Prior to launching InterNex Capital in 2015, Lin was managing director at GE Capital, where she held various senior leadership roles for just under a decade and received multiple awards for growth. Prior to GE Capital, Lin was a transactional lawyer at Simpson Thacher & Bartlett (NY), De Brauw (Netherlands) and Freehills (Australia), covering private equity, leveraged/corporate finance and capital markets. Lin serves on the Duke Law Board of Visitors where she received the 2015 Alumni Award, and is a founding member of the Duke Law International Advisory Board. Lin was formerly co-champion of GE Capital’s Asian Women initiative and has recently joined SFNET’s Women in Commercial Finance Committee. She holds an LLM from Duke University, an LLB (with honors) and a BCom (accounting and economics double major) from Sydney University (Australia). Lin has lived in four continents, worked in three countries, and speaks five different languages. She lives in Manhattan with her husband and her two children.
What advice would you offer to women just starting out in the industry?

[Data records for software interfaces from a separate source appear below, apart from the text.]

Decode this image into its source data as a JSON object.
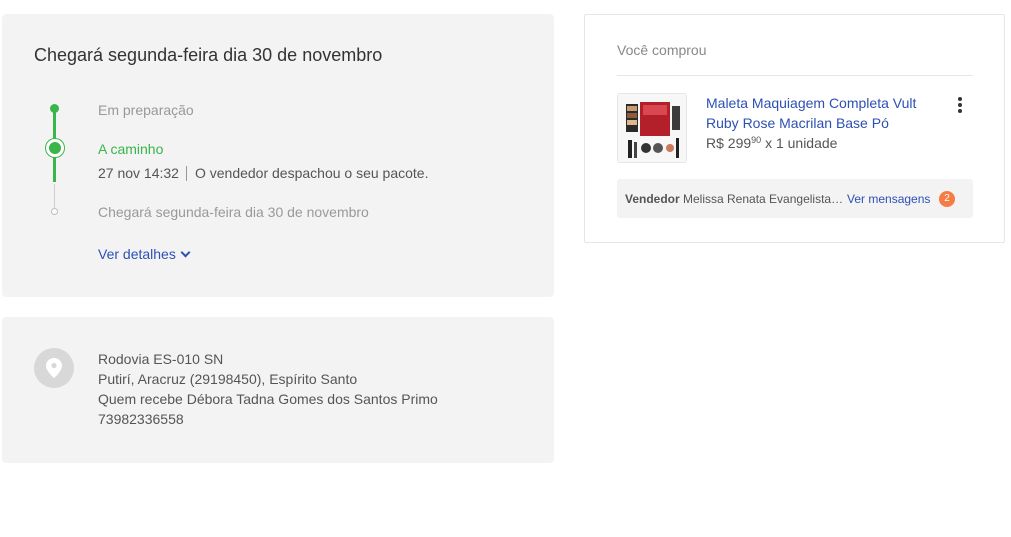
{
  "shipment": {
    "title": "Chegará segunda-feira dia 30 de novembro",
    "steps": [
      {
        "label": "Em preparação",
        "state": "done"
      },
      {
        "label": "A caminho",
        "state": "current",
        "time": "27 nov 14:32",
        "detail": "O vendedor despachou o seu pacote."
      },
      {
        "label": "Chegará segunda-feira dia 30 de novembro",
        "state": "pending"
      }
    ],
    "details_link": "Ver detalhes"
  },
  "address": {
    "icon": "location-pin-icon",
    "line1": "Rodovia ES-010 SN",
    "line2": "Putirí, Aracruz (29198450), Espírito Santo",
    "line3": "Quem recebe Débora Tadna Gomes dos Santos Primo",
    "line4": "73982336558"
  },
  "purchase": {
    "title": "Você comprou",
    "product": {
      "name": "Maleta Maquiagem Completa Vult Ruby Rose Macrilan Base Pó",
      "currency": "R$",
      "price_int": "299",
      "price_cents": "90",
      "quantity_text": "x 1 unidade"
    },
    "seller": {
      "label": "Vendedor",
      "name": "Melissa Renata Evangelista Cardoso",
      "messages_link": "Ver mensagens",
      "unread_count": "2"
    }
  },
  "colors": {
    "green": "#39b54a",
    "link": "#2d50b4",
    "badge": "#f57c42",
    "panel": "#f3f3f3"
  }
}
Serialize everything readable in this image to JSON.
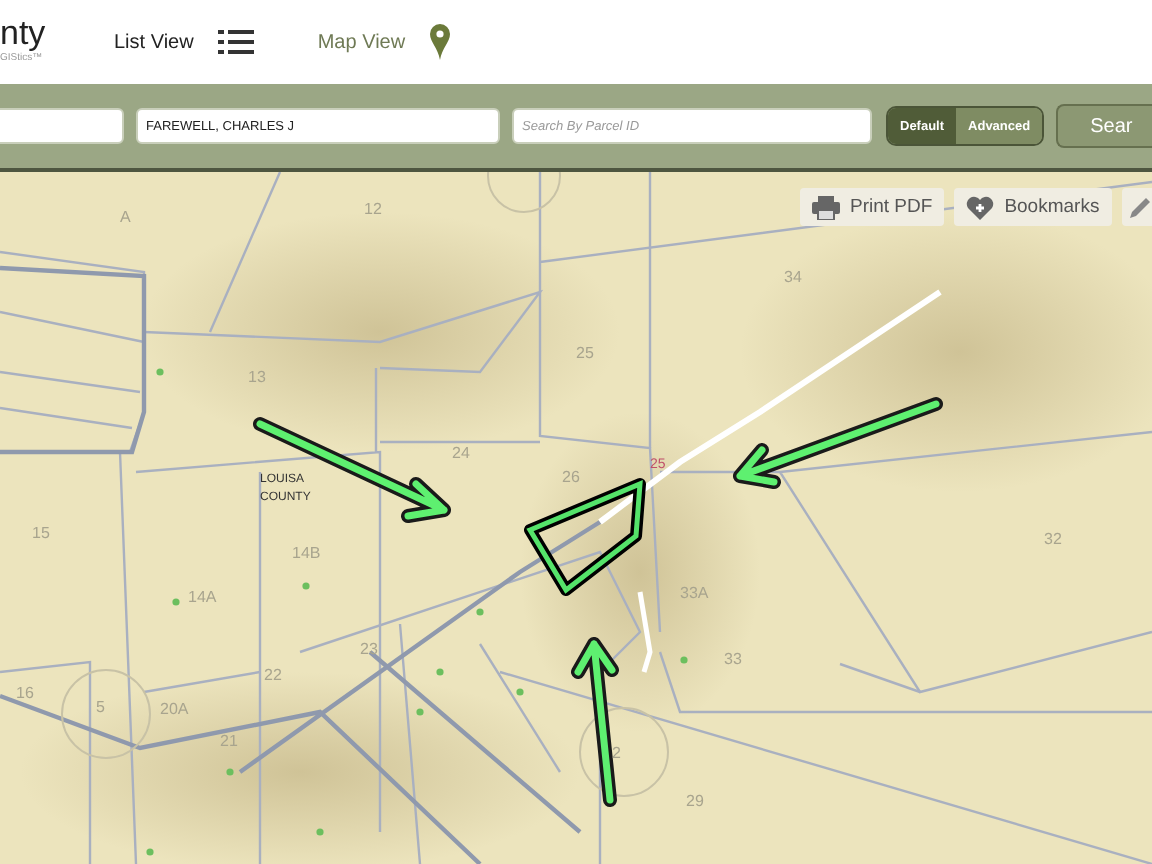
{
  "header": {
    "logo_text": "nty",
    "logo_subtitle": "GIStics™",
    "nav": [
      {
        "label": "List View",
        "selected": false
      },
      {
        "label": "Map View",
        "selected": true
      }
    ]
  },
  "search_bar": {
    "fields": [
      {
        "value": "FAREWELL, CHARLES J"
      },
      {
        "placeholder": "Search By Parcel ID"
      }
    ],
    "mode_toggle": [
      {
        "label": "Default",
        "selected": true
      },
      {
        "label": "Advanced",
        "selected": false
      }
    ],
    "search_button": "Sear"
  },
  "map": {
    "toolbar": [
      {
        "label": "Print PDF"
      },
      {
        "label": "Bookmarks"
      }
    ],
    "parcel_labels": [
      {
        "text": "A",
        "kind": "parcel"
      },
      {
        "text": "12",
        "kind": "parcel"
      },
      {
        "text": "34",
        "kind": "parcel"
      },
      {
        "text": "13",
        "kind": "parcel"
      },
      {
        "text": "25",
        "kind": "parcel"
      },
      {
        "text": "24",
        "kind": "parcel"
      },
      {
        "text": "26",
        "kind": "parcel"
      },
      {
        "text": "25",
        "kind": "route"
      },
      {
        "text": "LOUISA COUNTY",
        "kind": "place"
      },
      {
        "text": "32",
        "kind": "parcel"
      },
      {
        "text": "14B",
        "kind": "parcel"
      },
      {
        "text": "33A",
        "kind": "parcel"
      },
      {
        "text": "14A",
        "kind": "parcel"
      },
      {
        "text": "33",
        "kind": "parcel"
      },
      {
        "text": "15",
        "kind": "parcel"
      },
      {
        "text": "23",
        "kind": "parcel"
      },
      {
        "text": "16",
        "kind": "parcel"
      },
      {
        "text": "5",
        "kind": "parcel"
      },
      {
        "text": "20A",
        "kind": "parcel"
      },
      {
        "text": "22",
        "kind": "parcel"
      },
      {
        "text": "21",
        "kind": "parcel"
      },
      {
        "text": "29",
        "kind": "parcel"
      },
      {
        "text": "2",
        "kind": "parcel"
      }
    ]
  }
}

Focus on developing self-awareness early. Understand and be expressive about what benefits you can deliver to your employer, the industry, and seek out opportunities to demonstrate your strengths but also to develop and grow. Do not underestimate how much your value-add evolves and increases exponentially with your growing experience.

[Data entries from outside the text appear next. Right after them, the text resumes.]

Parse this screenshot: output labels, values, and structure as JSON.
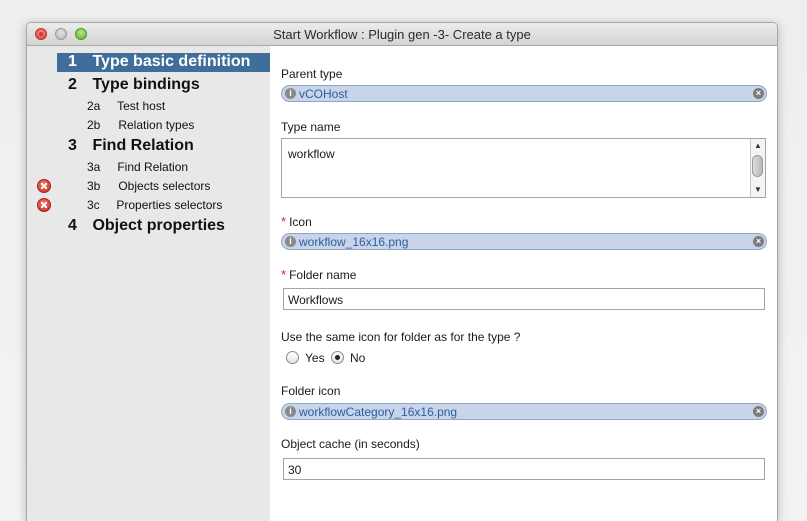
{
  "window": {
    "title": "Start Workflow : Plugin gen -3- Create a type"
  },
  "steps": [
    {
      "num": "1",
      "label": "Type basic definition",
      "level": "main",
      "selected": true,
      "error": false
    },
    {
      "num": "2",
      "label": "Type bindings",
      "level": "main",
      "selected": false,
      "error": false
    },
    {
      "num": "2a",
      "label": "Test host",
      "level": "sub",
      "selected": false,
      "error": false
    },
    {
      "num": "2b",
      "label": "Relation types",
      "level": "sub",
      "selected": false,
      "error": false
    },
    {
      "num": "3",
      "label": "Find Relation",
      "level": "main",
      "selected": false,
      "error": false
    },
    {
      "num": "3a",
      "label": "Find Relation",
      "level": "sub",
      "selected": false,
      "error": false
    },
    {
      "num": "3b",
      "label": "Objects selectors",
      "level": "sub",
      "selected": false,
      "error": true
    },
    {
      "num": "3c",
      "label": "Properties selectors",
      "level": "sub",
      "selected": false,
      "error": true
    },
    {
      "num": "4",
      "label": "Object properties",
      "level": "main",
      "selected": false,
      "error": false
    }
  ],
  "form": {
    "parent_type": {
      "label": "Parent type",
      "value": "vCOHost"
    },
    "type_name": {
      "label": "Type name",
      "value": "workflow"
    },
    "icon": {
      "label": "Icon",
      "required_mark": "*",
      "value": "workflow_16x16.png"
    },
    "folder_name": {
      "label": "Folder name",
      "required_mark": "*",
      "value": "Workflows"
    },
    "same_icon": {
      "question": "Use the same icon for folder as for the type ?",
      "yes_label": "Yes",
      "no_label": "No",
      "selected": "No"
    },
    "folder_icon": {
      "label": "Folder icon",
      "value": "workflowCategory_16x16.png"
    },
    "object_cache": {
      "label": "Object cache (in seconds)",
      "value": "30"
    }
  },
  "icons": {
    "info": "info-icon",
    "clear": "clear-icon",
    "error": "error-icon"
  },
  "colors": {
    "selected_step": "#3f6e9a",
    "pill_fill": "#c7d4e9",
    "pill_text": "#2f5e9c",
    "required": "#d8281c",
    "error": "#c7281e"
  }
}
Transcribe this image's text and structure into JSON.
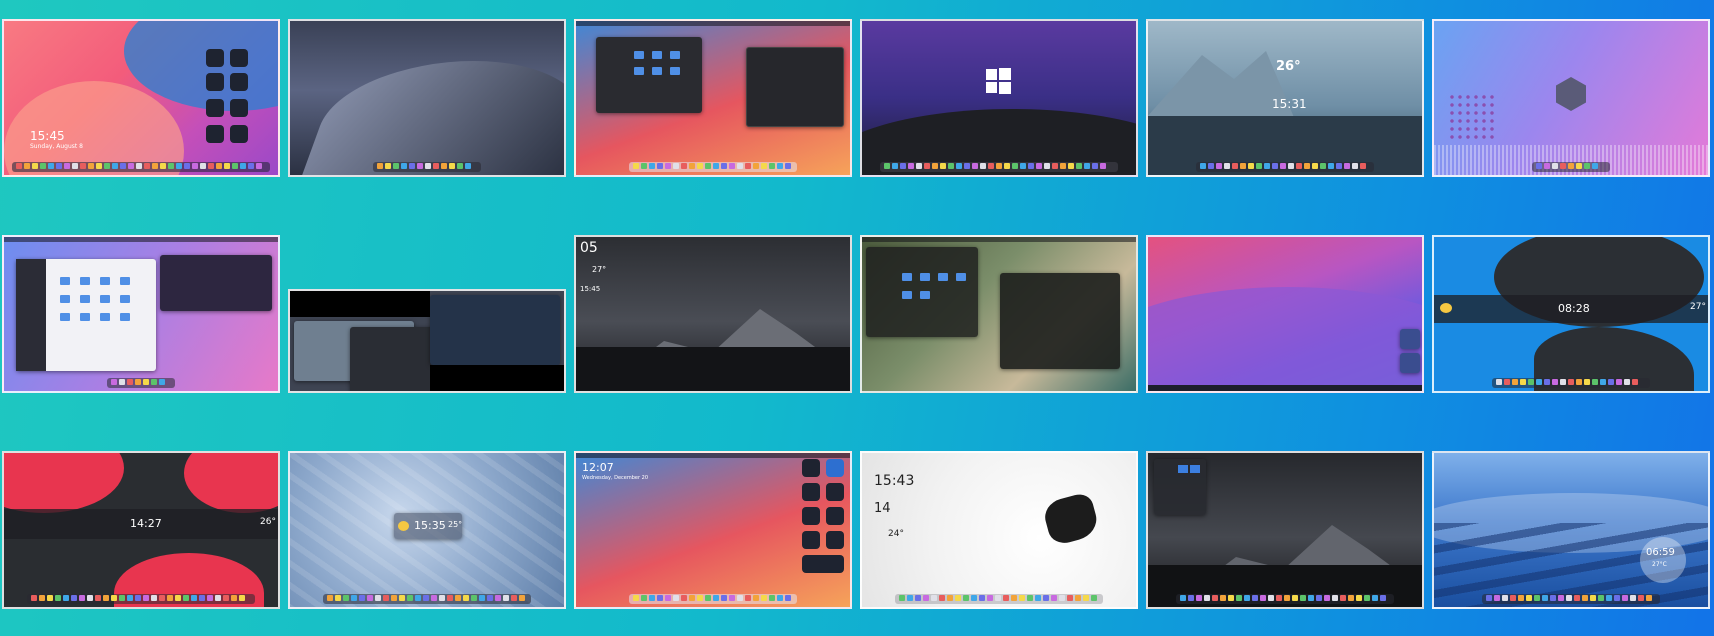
{
  "captions": [
    "",
    "",
    "",
    "",
    "",
    "",
    "",
    "",
    "",
    "",
    "",
    "",
    "",
    "",
    "",
    "",
    "",
    ""
  ],
  "tiles": {
    "t1": {
      "time": "15:45",
      "date": "Sunday, August 8"
    },
    "t5": {
      "temp": "26°",
      "time": "15:31"
    },
    "t9": {
      "day": "05",
      "temp": "27°",
      "time": "15:45"
    },
    "t12": {
      "time": "08:28",
      "temp": "27°"
    },
    "t13": {
      "time": "14:27",
      "temp": "26°"
    },
    "t14": {
      "time": "15:35",
      "temp": "25°"
    },
    "t15": {
      "time": "12:07",
      "date": "Wednesday, December 20"
    },
    "t16": {
      "time": "15:43",
      "day": "14",
      "temp": "24°"
    },
    "t18": {
      "time": "06:59",
      "temp": "27°C"
    }
  },
  "colors": {
    "background_start": "#1fc8c0",
    "background_end": "#1273e8",
    "accent": "#4f8fe6"
  }
}
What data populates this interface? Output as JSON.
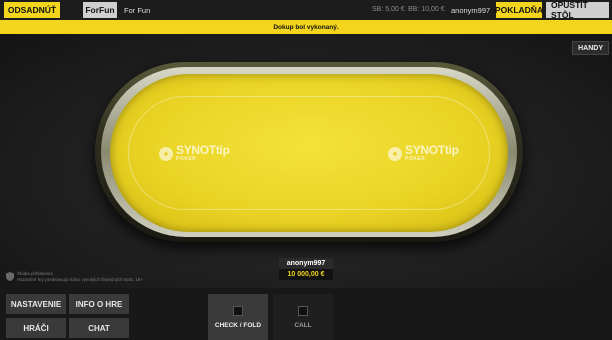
{
  "topbar": {
    "leave_button": "ODSADNÚŤ",
    "mode_badge": "ForFun",
    "mode_label": "For Fun",
    "small_blind": "SB: 5,00 €",
    "big_blind": "BB: 10,00 €",
    "username": "anonym997",
    "cashier_button": "POKLADŇA",
    "leave_table_button": "OPUSTIŤ STÔL"
  },
  "notice": "Dokup bol vykonaný.",
  "handy_button": "HANDY",
  "table": {
    "logo_left": {
      "name": "SYNOTtip",
      "sub": "POKER"
    },
    "logo_right": {
      "name": "SYNOTtip",
      "sub": "POKER"
    }
  },
  "player": {
    "name": "anonym997",
    "stack": "10 000,00 €"
  },
  "disclaimer": {
    "line1": "Štúdia prihlásenia",
    "line2": "Hazardné hry predstavujú riziko vysokých finančných strát. 18+"
  },
  "menu": {
    "settings": "NASTAVENIE",
    "game_info": "INFO O HRE",
    "players": "HRÁČI",
    "chat": "CHAT"
  },
  "actions": {
    "check_fold": "CHECK / FOLD",
    "call": "CALL"
  },
  "colors": {
    "accent": "#f2d51c",
    "felt": "#e9d223",
    "background": "#151515"
  }
}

As a woman in finance, yes, of course, be cognizant of potential biases, but most of all, do not let being a woman ever be a chip on your shoulder. Your glass is not “half empty”. It may be a different glass, but it is completely full. Once you embrace that, and you are fully comfortable with and cognizant of your skills and the value you bring to the table, you should totally forget you are a woman and just get on with it. The sooner you realize this, the more you can focus on achieving your full potential.
What do you know now that you wish you knew in the beginning of your career?
The most important business relationships you’ll have later on in your career were forged during the earlier days of your career. Cherish those relationships. Go out for drinks with your friends, and, yes, do grab coffee with the person you enjoyed working with during that last transaction. It regularly surprises me how many of those long-time friends have subsequently turned out to become invaluable strategic relationships. Trust goes a long way in our industry.
What kind of role has mentoring and/or sponsorship played in your career?
I am the grateful beneficiary of the time and generosity that many friends, family, colleagues, mentors and sponsors have showered onto me along the way. I did not make the big decisions in my career — ranging from my move from Australia to the US in the late ‘90s to my leaving an established financial institution to co-found InterNex Capital in 2015 — all by myself. My early mentors — ranging from Duke, Simpson Thacher and GE Capital— remain dear friends, and in some cases business partners and investors today. Do not undervalue the insight and input you can garner from industry experts, peers, family, friends, and mentees. Everybody has something to offer. You can and should offer something to the next person. Build that community of support by helping others. Your eco-system ends up defining you much more than you might think.
What do you think the industry could do to attract and retain the best and the brightest today?
It is key to make the most of your work force’s disparate skills, diverse backgrounds and perspectives. At InterNex Capital, we hold regular brainstorming sessions to tap the creativity, expertise and insights of our team members. We strive to continually engage and challenge them, encouraging them to stretch, to try something different and go outside their comfort zone. We’ll create leadership opportunities in cross-functional projects for that purpose. We also believe in the importance of giving back to our community and we create opportunities for our employees to find their cause to support. Most of all, people want to work with colleagues they like and respect. “Nice” is a heavily under-appreciated word — and rarely used to describe the workplace in our industry. I am proud to say that we strive to build a “nice” culture here at InterNex Capital.